22 May 2015
Islamic State’s (IS) growing influence in the Afghanistan-Pakistan region coupled with the pressure on the Afghan Taliban to reconcile with Kabul has put the Taliban leadership in a quandary. A political compromise with the government can divide the jihadist group, which will benefit IS in the region.
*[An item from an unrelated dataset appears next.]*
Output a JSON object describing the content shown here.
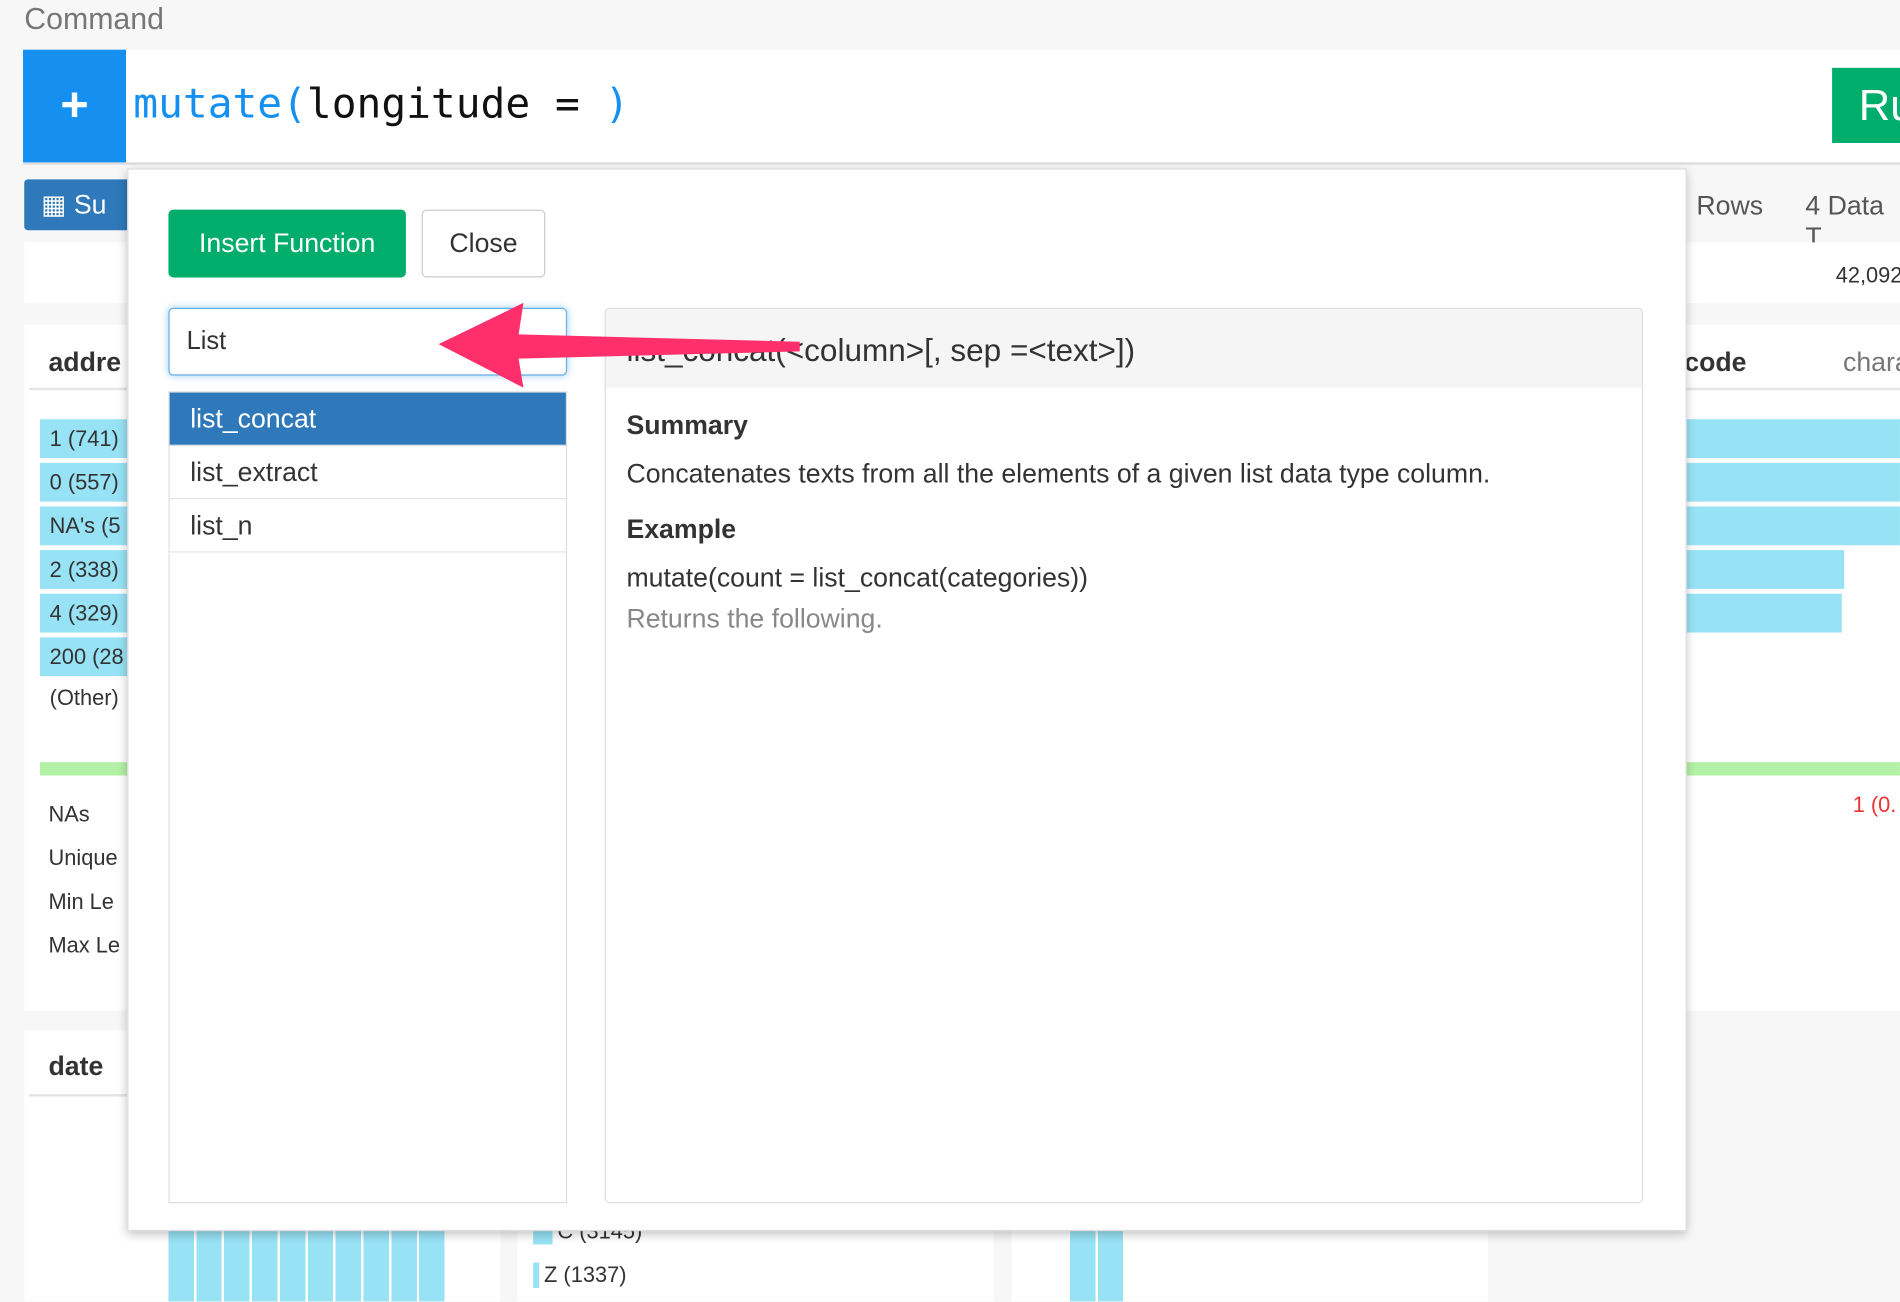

With the emergence of the self-styled Islamic State’s (IS) local affiliate, the Khurasan Shura in Afghanistan and Pakistan, the jihadist landscape in the two countries has become a highly contested domain. At present, the Af-Pak militant landscape is undergoing operational and ideological transformation as different militant outfits make strategic and tactical positional adjustments to these shifting-sands. Although operationally and tactically, it is Al-Qaeda and Afghan Taliban-led, ideologically and strategically, it is an IS-inspired landscape.
IS’ military victories in Iraq and Syria, the near-global appeal of its self-proclaimed Islamic caliphate and its monopoly over the contemporary jihadist terrorist iconography resonate with the jihadist groups in Afghanistan and Pakistan. Al-Qaeda and the Afghan Taliban, who have been at the vanguard of Jihadism in the Af-Pak region, are in an unprecedented tug of war with IS. The pro-IS allegiances and defections are at the heart of this evolving competition. The trend seems to be growing as more and more jihadists, particular from among the younger generation, have demonstrated pro-IS inclinations.
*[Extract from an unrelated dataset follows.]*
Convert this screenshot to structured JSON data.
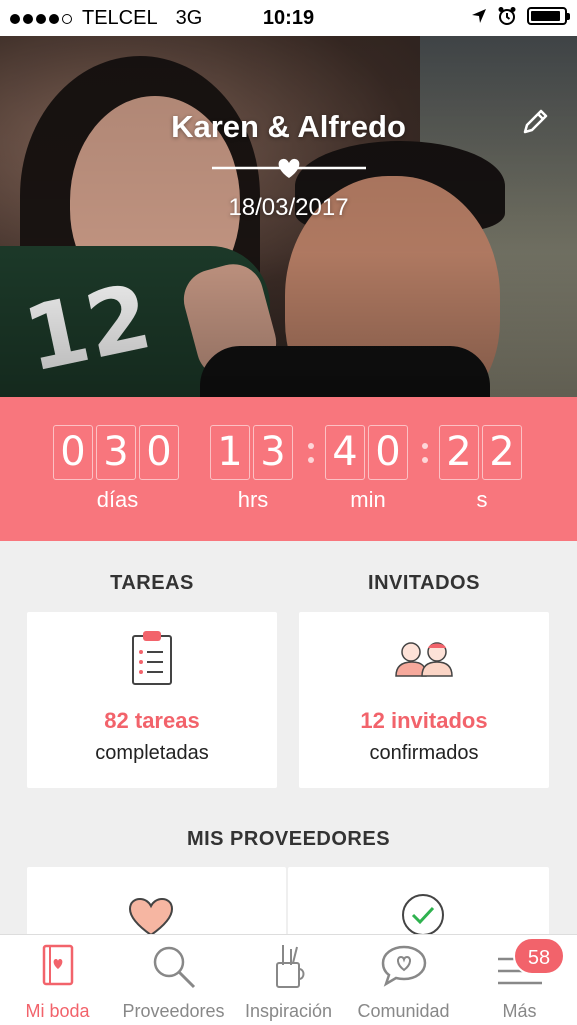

… Abdul Basit is an Associate Research Fellow at the International Centre for Political Violence and Terrorism Research (ICPVTR), a constituent unit of the S. Rajaratnam School of International Studies (RSIS), Nanyang Technological University, Singapore.
ICPVTR / Online
Last updated on 18/11/2015